(Exercise input Opens)

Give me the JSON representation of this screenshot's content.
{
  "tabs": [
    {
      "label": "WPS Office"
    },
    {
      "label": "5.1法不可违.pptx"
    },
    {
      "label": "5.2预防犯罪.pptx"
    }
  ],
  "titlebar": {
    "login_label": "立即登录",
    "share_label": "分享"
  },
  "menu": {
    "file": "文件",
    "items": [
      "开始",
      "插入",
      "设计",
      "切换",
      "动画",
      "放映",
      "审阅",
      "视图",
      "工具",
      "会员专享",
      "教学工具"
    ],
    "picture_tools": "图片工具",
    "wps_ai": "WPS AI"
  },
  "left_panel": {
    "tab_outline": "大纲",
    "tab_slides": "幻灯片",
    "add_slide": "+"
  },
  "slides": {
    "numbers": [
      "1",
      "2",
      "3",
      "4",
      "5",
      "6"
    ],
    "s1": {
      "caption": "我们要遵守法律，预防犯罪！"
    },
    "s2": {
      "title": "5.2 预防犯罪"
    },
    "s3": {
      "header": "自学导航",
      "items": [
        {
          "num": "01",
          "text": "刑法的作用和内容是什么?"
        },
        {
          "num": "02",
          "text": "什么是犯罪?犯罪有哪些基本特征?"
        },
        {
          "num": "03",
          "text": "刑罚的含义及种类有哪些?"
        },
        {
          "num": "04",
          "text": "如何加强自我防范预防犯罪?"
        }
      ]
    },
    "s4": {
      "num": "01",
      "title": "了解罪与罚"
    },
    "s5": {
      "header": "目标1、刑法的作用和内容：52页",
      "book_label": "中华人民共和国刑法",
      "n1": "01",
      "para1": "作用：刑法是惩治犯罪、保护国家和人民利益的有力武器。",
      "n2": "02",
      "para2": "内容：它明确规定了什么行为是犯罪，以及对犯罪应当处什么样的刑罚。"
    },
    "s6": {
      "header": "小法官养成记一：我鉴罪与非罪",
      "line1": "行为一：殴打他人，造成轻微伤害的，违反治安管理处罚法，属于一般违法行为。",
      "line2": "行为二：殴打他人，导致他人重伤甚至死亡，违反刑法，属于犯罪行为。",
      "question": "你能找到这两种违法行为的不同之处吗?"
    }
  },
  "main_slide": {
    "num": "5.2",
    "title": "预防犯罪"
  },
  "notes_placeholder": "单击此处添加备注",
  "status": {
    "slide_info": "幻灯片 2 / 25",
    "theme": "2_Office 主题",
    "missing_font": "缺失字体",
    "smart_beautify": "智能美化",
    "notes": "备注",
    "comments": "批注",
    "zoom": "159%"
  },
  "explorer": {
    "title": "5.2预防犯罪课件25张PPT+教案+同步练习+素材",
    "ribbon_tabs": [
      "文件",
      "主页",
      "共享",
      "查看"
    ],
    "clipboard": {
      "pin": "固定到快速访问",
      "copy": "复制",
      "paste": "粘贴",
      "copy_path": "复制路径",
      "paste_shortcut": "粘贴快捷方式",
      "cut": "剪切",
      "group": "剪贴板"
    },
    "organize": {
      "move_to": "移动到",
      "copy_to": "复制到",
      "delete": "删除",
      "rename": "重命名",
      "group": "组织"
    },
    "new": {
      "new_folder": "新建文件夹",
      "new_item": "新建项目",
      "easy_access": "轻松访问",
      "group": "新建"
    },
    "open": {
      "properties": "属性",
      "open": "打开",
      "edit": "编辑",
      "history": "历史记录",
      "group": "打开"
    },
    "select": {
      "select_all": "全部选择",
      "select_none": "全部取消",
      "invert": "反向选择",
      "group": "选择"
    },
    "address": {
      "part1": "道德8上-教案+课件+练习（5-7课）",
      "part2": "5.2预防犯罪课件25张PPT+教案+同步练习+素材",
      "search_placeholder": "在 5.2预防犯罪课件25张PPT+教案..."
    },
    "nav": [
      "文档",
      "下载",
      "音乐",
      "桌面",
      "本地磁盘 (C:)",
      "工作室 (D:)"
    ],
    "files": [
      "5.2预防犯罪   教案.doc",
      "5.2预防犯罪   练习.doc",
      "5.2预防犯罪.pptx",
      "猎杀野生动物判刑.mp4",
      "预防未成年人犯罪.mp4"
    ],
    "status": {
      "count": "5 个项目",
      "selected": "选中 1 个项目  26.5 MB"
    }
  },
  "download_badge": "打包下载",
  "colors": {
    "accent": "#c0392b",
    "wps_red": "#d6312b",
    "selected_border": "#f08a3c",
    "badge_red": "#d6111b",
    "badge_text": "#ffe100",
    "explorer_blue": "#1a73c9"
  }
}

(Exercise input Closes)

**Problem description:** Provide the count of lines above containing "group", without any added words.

**Solved exercise:** 5